Operating under the theory that if you kill the head, the body will follow, a group of high-profile security researchers is ramping up efforts to find and disable the command-and-control infrastructure that powers millions of zombie drone machines, or bots, hijacked by malicious hackers.
The idea is to open up a new reporting mechanism for ISPs and IT administrators to report botnet activity, especially the C&C (command-and-control) system that remotely sends instructions to botnets.
A botnet, which is short for "robot network," is a collection of broadband-enabled computers that have been commandeered by hackers for use in spam runs, distributed denial-of-service attacks or malware installation.
The compromised machines are controlled by a "botmaster" via an IRC (Inter Relay Chat) server installed illegally on a high-bandwidth educational or corporate network.
"If that command-and-control is disabled, all the machines in that botnet become useless to the botmaster. Its an important part of dealing with this problem," said Gadi Evron, a botnet hunter who helps to manage the anti-botnet fightback.

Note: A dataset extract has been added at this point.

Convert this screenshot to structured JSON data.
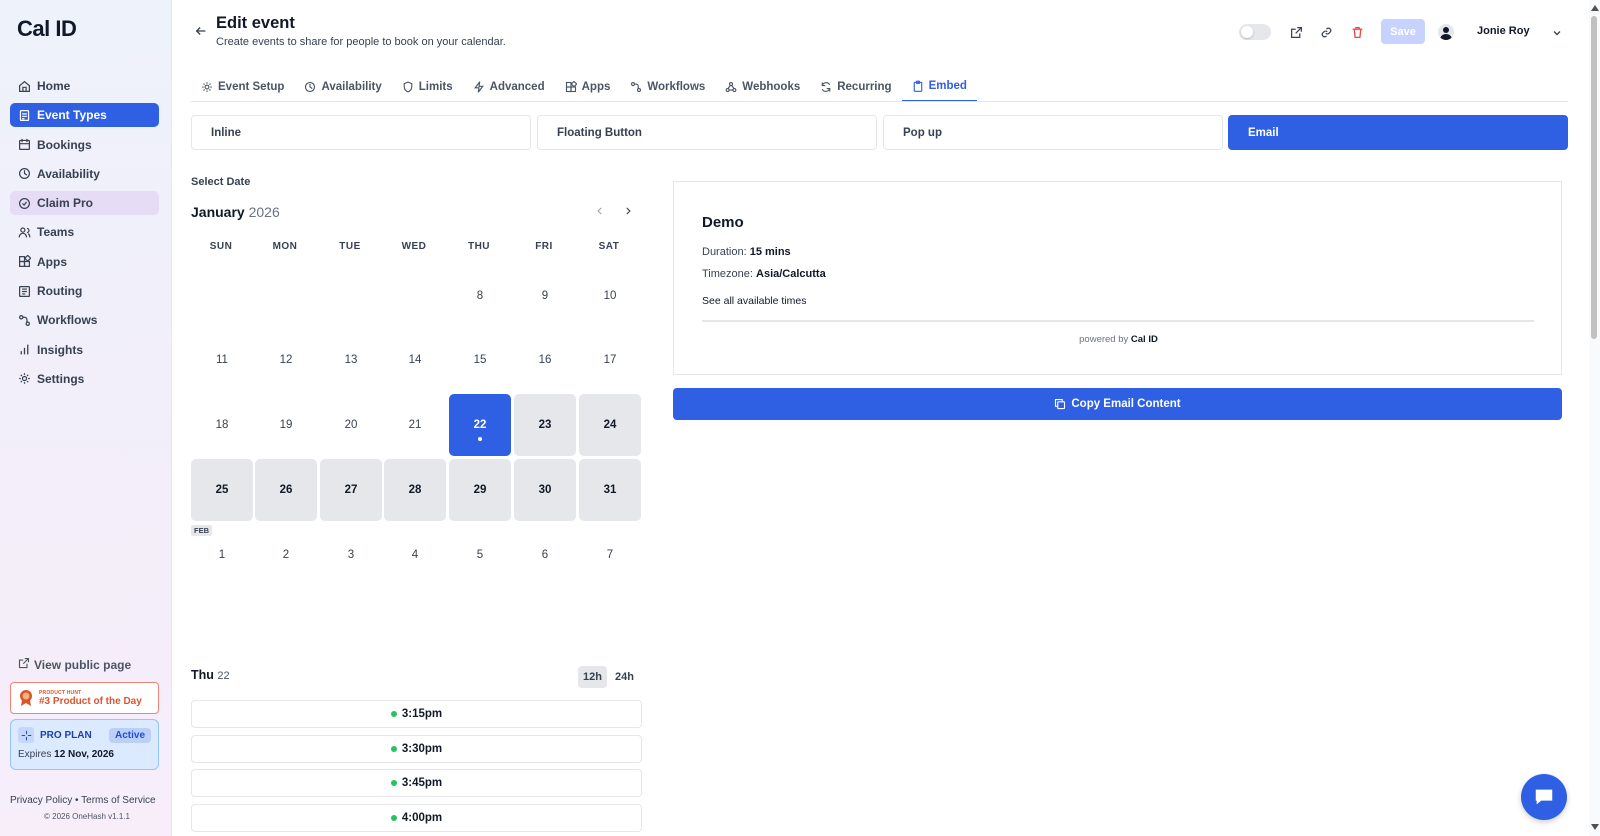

Evron, who serves as the Israeli CERT manager and is a leader in many global Internet security efforts, said the group includes representatives from anti-virus vendors, ISPs, law enforcement, educational institutions and dynamic DNS providers internationally.
Over the last year, the group has done its work quietly on closed, invite-only mailing lists. Now, Evron has launched a public, open mailing list to enlist the general public to help report botnet C&C servers.
The new mailing list will serve as a place to discuss detection techniques, report botnets, pass information to the relevant private groups and automatically notify the relevant ISPs of command-and-control sightings.
"The vetted lists will still do the bulk of the work, but we needed a public place to involve a wider audience," Evron said in an interview with eWEEK.
Dan Hubbard, senior director of security and technology research at San Diego-based Web filtering software firm Websense, said the threat from botnets should be high on a CIOs worry list. "Were seeing more and more bots being written for multiple use. They used to open a backdoor simply to send spam, but now were seeing bots logging keystrokes or pulling Web-surfing data to build personal identity profiles," Hubbard explained.
"The botnet has become a web of connections. Theyll send spam for a porn content site and when youre lured there, theyll use sophisticated redirects to bounce you around different sites rigged with exploit code. Its very organized around making money," he added.
He said Websense Web Security Suite Version 6.2 has been fitted with a new protection mechanism to sniff out bots and bot networks. "Bots and botnets are spreading like wildfire. Were working to control them, but its always a catch-up game," Hubbard said in an interview. "Even after you cut off the command-and-control, the machines in the botnet are still vulnerable to reinfection. In some cases, a single machine may belong to multiple botnets."
Roger Thompson, a veteran anti-virus researcher who runs the Atlanta-based Exploit Prevention Labs, said the vigilante approach to targeting botnet command-and-controls comes with upside and downside.
"The upside to these information-sharing efforts is that the right people get involved. We get the right information to law enforcement, which is really whats required," Thompson said.